  • Finally, I find the car unsafe for left turns.  You heard me.  If you are turning left, you need to constantly bob your head back and forth in order to be sure that another vehicle or pedestrian isn’t hiding in the enormous blind spot created by the extraordinarily fat front left post. I have been surprised more than once with vehicles popping out of that blind spot, and have become more than a little paranoid.  As well, i’m developing a neck ache.

How, do you think, can these blinding problems generating my hate have been perpetuated?  All I can think is that the right hand of Chevy is gnawing on the left.  The left hand, those lovely drive train engineers, seemed to have been given direction to develop a great car.  The right hand, those sniveling managers, seem to by trying to sabotage that lovely car in favor of their antique gasoline engine technology by under supporting dealer roll outs, and sliding in the worst console design team in the history of modern consoles.

I think that this conflict echoes the basic problem with Chevy, and perhaps is a harbinger of their very long term chances for success.  Will they get their act together and come up with a more integrated electric car?  The Bolt looks promising, but we will see.

As for me, Chevy had one chance to convert me from my Toyota ways.  It failed.  This is leased car, and I’m going to have a party when I return it.

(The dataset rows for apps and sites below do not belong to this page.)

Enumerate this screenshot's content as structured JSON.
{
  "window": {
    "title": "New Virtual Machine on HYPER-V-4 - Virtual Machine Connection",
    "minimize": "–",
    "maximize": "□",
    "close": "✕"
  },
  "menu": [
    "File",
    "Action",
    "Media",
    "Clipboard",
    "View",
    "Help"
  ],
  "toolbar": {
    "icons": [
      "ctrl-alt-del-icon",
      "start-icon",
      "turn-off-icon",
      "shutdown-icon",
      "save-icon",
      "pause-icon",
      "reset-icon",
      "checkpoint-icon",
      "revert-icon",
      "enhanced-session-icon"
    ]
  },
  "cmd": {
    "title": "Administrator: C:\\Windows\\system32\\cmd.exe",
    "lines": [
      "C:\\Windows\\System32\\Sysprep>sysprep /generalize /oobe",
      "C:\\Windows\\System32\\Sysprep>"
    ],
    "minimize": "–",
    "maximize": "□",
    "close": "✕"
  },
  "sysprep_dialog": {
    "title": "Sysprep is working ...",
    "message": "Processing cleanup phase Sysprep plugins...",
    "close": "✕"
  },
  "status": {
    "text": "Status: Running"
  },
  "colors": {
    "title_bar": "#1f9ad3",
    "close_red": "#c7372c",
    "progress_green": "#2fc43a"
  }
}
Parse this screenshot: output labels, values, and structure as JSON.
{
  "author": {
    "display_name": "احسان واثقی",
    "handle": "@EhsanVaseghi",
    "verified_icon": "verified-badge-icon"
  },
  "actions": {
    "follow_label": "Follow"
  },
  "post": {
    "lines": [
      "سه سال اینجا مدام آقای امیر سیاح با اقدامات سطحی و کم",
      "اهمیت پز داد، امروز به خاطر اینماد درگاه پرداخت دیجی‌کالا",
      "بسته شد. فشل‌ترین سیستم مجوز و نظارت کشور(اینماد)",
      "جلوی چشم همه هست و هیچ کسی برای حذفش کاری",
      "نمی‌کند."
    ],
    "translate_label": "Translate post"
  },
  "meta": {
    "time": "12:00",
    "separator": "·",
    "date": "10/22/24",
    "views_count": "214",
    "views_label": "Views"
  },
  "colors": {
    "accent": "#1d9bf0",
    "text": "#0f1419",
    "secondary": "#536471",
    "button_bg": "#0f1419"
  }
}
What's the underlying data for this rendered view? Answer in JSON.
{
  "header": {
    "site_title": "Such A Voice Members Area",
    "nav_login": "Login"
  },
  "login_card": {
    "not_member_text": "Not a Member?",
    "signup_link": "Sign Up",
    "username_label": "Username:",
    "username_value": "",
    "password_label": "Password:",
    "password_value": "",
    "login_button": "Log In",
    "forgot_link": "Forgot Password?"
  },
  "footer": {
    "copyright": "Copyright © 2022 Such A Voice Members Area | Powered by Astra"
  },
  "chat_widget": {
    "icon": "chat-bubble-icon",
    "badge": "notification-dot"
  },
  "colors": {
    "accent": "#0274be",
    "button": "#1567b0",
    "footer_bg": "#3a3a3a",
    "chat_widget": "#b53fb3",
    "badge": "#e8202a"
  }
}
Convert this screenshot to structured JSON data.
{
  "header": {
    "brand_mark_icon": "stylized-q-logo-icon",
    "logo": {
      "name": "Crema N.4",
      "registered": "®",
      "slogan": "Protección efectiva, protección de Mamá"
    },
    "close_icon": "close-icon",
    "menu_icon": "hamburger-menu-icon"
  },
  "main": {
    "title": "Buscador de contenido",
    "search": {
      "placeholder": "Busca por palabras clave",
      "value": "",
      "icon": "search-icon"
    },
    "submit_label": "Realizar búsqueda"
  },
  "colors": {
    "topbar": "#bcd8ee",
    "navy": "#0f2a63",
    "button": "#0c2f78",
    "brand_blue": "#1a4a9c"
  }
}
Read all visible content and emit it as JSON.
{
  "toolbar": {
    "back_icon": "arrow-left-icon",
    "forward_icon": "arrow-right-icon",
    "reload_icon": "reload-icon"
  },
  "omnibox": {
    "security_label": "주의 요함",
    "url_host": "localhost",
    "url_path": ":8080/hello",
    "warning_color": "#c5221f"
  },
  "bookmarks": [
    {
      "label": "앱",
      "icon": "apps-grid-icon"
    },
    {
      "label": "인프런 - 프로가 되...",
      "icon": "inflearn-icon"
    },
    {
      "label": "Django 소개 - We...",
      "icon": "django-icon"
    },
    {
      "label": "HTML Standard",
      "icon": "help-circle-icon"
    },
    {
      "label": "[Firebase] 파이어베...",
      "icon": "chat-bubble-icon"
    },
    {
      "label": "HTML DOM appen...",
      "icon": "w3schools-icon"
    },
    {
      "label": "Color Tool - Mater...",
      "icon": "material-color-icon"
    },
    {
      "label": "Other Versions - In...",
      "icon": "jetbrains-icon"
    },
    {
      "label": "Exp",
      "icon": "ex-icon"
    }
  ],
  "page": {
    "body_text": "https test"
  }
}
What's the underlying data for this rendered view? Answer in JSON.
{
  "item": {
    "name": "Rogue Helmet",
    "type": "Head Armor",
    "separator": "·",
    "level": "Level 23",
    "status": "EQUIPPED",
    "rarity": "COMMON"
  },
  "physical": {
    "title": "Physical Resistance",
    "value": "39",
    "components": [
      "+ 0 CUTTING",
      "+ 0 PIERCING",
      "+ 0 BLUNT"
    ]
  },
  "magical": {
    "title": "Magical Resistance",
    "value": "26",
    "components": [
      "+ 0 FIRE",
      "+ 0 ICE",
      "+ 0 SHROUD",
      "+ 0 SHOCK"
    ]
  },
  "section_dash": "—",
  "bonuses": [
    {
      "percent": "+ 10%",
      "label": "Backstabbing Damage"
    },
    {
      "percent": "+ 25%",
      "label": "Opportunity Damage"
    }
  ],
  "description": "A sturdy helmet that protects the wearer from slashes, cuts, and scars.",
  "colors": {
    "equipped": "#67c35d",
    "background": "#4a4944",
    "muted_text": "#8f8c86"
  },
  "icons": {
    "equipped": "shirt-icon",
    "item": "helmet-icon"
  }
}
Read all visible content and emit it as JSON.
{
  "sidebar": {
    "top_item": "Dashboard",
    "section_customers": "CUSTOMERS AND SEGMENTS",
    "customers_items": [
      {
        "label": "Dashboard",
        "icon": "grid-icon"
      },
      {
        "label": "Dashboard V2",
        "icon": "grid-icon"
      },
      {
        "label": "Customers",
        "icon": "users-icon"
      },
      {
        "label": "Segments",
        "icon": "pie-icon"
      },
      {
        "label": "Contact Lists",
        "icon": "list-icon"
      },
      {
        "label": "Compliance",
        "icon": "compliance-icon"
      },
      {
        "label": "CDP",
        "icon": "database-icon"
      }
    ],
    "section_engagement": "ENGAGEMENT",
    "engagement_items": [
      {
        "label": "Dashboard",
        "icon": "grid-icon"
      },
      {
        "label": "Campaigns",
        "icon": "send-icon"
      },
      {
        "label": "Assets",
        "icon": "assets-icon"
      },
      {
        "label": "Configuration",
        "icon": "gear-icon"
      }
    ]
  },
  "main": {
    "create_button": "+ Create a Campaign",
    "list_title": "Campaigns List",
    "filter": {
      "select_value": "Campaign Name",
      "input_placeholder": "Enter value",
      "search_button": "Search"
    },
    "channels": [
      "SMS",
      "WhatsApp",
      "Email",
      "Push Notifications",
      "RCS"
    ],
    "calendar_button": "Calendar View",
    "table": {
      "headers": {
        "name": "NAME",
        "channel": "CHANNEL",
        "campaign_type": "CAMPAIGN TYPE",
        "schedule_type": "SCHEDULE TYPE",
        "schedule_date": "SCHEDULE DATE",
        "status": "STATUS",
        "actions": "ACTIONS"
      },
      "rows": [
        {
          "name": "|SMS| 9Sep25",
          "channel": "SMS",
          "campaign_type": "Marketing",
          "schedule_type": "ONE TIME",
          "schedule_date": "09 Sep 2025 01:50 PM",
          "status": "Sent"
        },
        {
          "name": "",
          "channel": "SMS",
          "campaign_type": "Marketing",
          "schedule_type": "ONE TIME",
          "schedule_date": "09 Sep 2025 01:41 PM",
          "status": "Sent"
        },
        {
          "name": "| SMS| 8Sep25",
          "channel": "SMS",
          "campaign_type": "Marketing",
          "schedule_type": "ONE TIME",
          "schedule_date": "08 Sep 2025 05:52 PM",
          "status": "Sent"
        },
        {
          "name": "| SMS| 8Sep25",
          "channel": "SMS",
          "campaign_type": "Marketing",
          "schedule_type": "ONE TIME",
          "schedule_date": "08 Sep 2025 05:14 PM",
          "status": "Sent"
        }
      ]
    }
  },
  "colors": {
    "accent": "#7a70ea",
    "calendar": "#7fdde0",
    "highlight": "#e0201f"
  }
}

Red Sun

There is a red sun rising over the trees

There is a red sun rising to meet the steaming day

There is a red sun rising / There is a red sky coming

The river bleeds bloody red


Black trees hold the red sun in the eastern sky

Black trees release it again

Black trees will bake / Black trees with blow

Till they bleed red at the end of the day


Green lies the grave beneath the red trees

Green turns to gray in the twilight shadows

Green goes to black / Night falls deep

Bright flickering fireflies rise up to be free